====== TASK INPUT

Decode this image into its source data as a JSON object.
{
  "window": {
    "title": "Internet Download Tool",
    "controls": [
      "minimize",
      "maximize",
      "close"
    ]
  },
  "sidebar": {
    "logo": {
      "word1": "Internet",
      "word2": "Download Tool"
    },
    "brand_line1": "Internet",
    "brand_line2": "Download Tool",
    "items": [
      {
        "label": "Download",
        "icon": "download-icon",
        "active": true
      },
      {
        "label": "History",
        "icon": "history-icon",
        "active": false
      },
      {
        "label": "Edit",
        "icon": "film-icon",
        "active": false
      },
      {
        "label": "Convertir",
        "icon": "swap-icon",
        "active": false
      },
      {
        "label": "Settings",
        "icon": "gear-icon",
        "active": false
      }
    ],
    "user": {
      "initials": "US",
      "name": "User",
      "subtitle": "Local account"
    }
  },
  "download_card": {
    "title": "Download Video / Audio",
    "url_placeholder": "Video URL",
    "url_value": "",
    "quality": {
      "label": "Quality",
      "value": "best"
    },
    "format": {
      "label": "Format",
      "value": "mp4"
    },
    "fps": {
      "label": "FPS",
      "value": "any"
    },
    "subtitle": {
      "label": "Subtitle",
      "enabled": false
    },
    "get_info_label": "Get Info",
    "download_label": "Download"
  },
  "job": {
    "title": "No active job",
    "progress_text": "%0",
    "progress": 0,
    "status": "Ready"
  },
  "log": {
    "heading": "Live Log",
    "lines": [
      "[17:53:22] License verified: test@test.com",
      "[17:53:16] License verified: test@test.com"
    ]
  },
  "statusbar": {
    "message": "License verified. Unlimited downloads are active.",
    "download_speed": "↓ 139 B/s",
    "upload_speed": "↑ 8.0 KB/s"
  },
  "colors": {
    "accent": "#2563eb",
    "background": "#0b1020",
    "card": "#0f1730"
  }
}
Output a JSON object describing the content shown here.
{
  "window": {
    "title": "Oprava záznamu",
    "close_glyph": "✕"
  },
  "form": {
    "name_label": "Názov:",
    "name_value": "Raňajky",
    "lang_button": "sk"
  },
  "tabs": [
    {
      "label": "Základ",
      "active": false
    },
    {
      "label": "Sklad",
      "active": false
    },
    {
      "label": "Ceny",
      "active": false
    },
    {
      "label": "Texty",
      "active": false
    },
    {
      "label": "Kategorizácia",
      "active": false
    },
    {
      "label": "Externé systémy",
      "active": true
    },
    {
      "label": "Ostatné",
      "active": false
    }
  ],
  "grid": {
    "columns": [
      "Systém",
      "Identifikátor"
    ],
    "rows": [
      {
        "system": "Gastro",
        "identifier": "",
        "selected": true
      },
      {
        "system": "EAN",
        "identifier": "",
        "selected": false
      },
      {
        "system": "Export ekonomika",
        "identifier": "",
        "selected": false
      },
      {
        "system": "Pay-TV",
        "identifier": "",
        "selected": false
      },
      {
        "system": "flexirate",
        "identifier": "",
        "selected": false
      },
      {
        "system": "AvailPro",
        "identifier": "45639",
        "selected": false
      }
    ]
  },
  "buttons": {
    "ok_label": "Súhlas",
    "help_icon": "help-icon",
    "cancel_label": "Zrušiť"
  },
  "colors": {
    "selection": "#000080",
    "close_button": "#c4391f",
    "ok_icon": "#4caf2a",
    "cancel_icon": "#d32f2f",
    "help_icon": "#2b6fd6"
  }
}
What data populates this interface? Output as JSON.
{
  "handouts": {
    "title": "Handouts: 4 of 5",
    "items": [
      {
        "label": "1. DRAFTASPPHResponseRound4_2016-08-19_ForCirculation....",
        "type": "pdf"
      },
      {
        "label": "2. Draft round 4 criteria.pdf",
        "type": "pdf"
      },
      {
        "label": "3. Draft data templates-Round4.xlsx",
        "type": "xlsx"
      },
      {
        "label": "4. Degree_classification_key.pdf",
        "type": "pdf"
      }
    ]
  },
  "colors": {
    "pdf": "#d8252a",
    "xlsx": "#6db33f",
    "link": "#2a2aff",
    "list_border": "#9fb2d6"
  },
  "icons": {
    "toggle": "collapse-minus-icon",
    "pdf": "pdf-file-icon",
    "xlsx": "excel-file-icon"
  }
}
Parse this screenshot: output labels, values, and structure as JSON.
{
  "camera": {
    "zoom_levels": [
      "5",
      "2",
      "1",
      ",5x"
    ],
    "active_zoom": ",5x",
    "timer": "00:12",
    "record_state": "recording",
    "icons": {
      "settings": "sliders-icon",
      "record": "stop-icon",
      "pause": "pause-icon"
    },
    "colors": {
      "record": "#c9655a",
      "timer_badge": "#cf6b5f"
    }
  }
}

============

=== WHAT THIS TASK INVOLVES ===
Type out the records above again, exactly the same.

=== EXERCISE SOLUTION ===
Decode this image into its source data as a JSON object.
{
  "window": {
    "title": "Internet Download Tool",
    "controls": [
      "minimize",
      "maximize",
      "close"
    ]
  },
  "sidebar": {
    "logo": {
      "word1": "Internet",
      "word2": "Download Tool"
    },
    "brand_line1": "Internet",
    "brand_line2": "Download Tool",
    "items": [
      {
        "label": "Download",
        "icon": "download-icon",
        "active": true
      },
      {
        "label": "History",
        "icon": "history-icon",
        "active": false
      },
      {
        "label": "Edit",
        "icon": "film-icon",
        "active": false
      },
      {
        "label": "Convertir",
        "icon": "swap-icon",
        "active": false
      },
      {
        "label": "Settings",
        "icon": "gear-icon",
        "active": false
      }
    ],
    "user": {
      "initials": "US",
      "name": "User",
      "subtitle": "Local account"
    }
  },
  "download_card": {
    "title": "Download Video / Audio",
    "url_placeholder": "Video URL",
    "url_value": "",
    "quality": {
      "label": "Quality",
      "value": "best"
    },
    "format": {
      "label": "Format",
      "value": "mp4"
    },
    "fps": {
      "label": "FPS",
      "value": "any"
    },
    "subtitle": {
      "label": "Subtitle",
      "enabled": false
    },
    "get_info_label": "Get Info",
    "download_label": "Download"
  },
  "job": {
    "title": "No active job",
    "progress_text": "%0",
    "progress": 0,
    "status": "Ready"
  },
  "log": {
    "heading": "Live Log",
    "lines": [
      "[17:53:22] License verified: test@test.com",
      "[17:53:16] License verified: test@test.com"
    ]
  },
  "statusbar": {
    "message": "License verified. Unlimited downloads are active.",
    "download_speed": "↓ 139 B/s",
    "upload_speed": "↑ 8.0 KB/s"
  },
  "colors": {
    "accent": "#2563eb",
    "background": "#0b1020",
    "card": "#0f1730"
  }
}
Output a JSON object describing the content shown here.
{
  "window": {
    "title": "Oprava záznamu",
    "close_glyph": "✕"
  },
  "form": {
    "name_label": "Názov:",
    "name_value": "Raňajky",
    "lang_button": "sk"
  },
  "tabs": [
    {
      "label": "Základ",
      "active": false
    },
    {
      "label": "Sklad",
      "active": false
    },
    {
      "label": "Ceny",
      "active": false
    },
    {
      "label": "Texty",
      "active": false
    },
    {
      "label": "Kategorizácia",
      "active": false
    },
    {
      "label": "Externé systémy",
      "active": true
    },
    {
      "label": "Ostatné",
      "active": false
    }
  ],
  "grid": {
    "columns": [
      "Systém",
      "Identifikátor"
    ],
    "rows": [
      {
        "system": "Gastro",
        "identifier": "",
        "selected": true
      },
      {
        "system": "EAN",
        "identifier": "",
        "selected": false
      },
      {
        "system": "Export ekonomika",
        "identifier": "",
        "selected": false
      },
      {
        "system": "Pay-TV",
        "identifier": "",
        "selected": false
      },
      {
        "system": "flexirate",
        "identifier": "",
        "selected": false
      },
      {
        "system": "AvailPro",
        "identifier": "45639",
        "selected": false
      }
    ]
  },
  "buttons": {
    "ok_label": "Súhlas",
    "help_icon": "help-icon",
    "cancel_label": "Zrušiť"
  },
  "colors": {
    "selection": "#000080",
    "close_button": "#c4391f",
    "ok_icon": "#4caf2a",
    "cancel_icon": "#d32f2f",
    "help_icon": "#2b6fd6"
  }
}
What data populates this interface? Output as JSON.
{
  "handouts": {
    "title": "Handouts: 4 of 5",
    "items": [
      {
        "label": "1. DRAFTASPPHResponseRound4_2016-08-19_ForCirculation....",
        "type": "pdf"
      },
      {
        "label": "2. Draft round 4 criteria.pdf",
        "type": "pdf"
      },
      {
        "label": "3. Draft data templates-Round4.xlsx",
        "type": "xlsx"
      },
      {
        "label": "4. Degree_classification_key.pdf",
        "type": "pdf"
      }
    ]
  },
  "colors": {
    "pdf": "#d8252a",
    "xlsx": "#6db33f",
    "link": "#2a2aff",
    "list_border": "#9fb2d6"
  },
  "icons": {
    "toggle": "collapse-minus-icon",
    "pdf": "pdf-file-icon",
    "xlsx": "excel-file-icon"
  }
}
Parse this screenshot: output labels, values, and structure as JSON.
{
  "camera": {
    "zoom_levels": [
      "5",
      "2",
      "1",
      ",5x"
    ],
    "active_zoom": ",5x",
    "timer": "00:12",
    "record_state": "recording",
    "icons": {
      "settings": "sliders-icon",
      "record": "stop-icon",
      "pause": "pause-icon"
    },
    "colors": {
      "record": "#c9655a",
      "timer_badge": "#cf6b5f"
    }
  }
}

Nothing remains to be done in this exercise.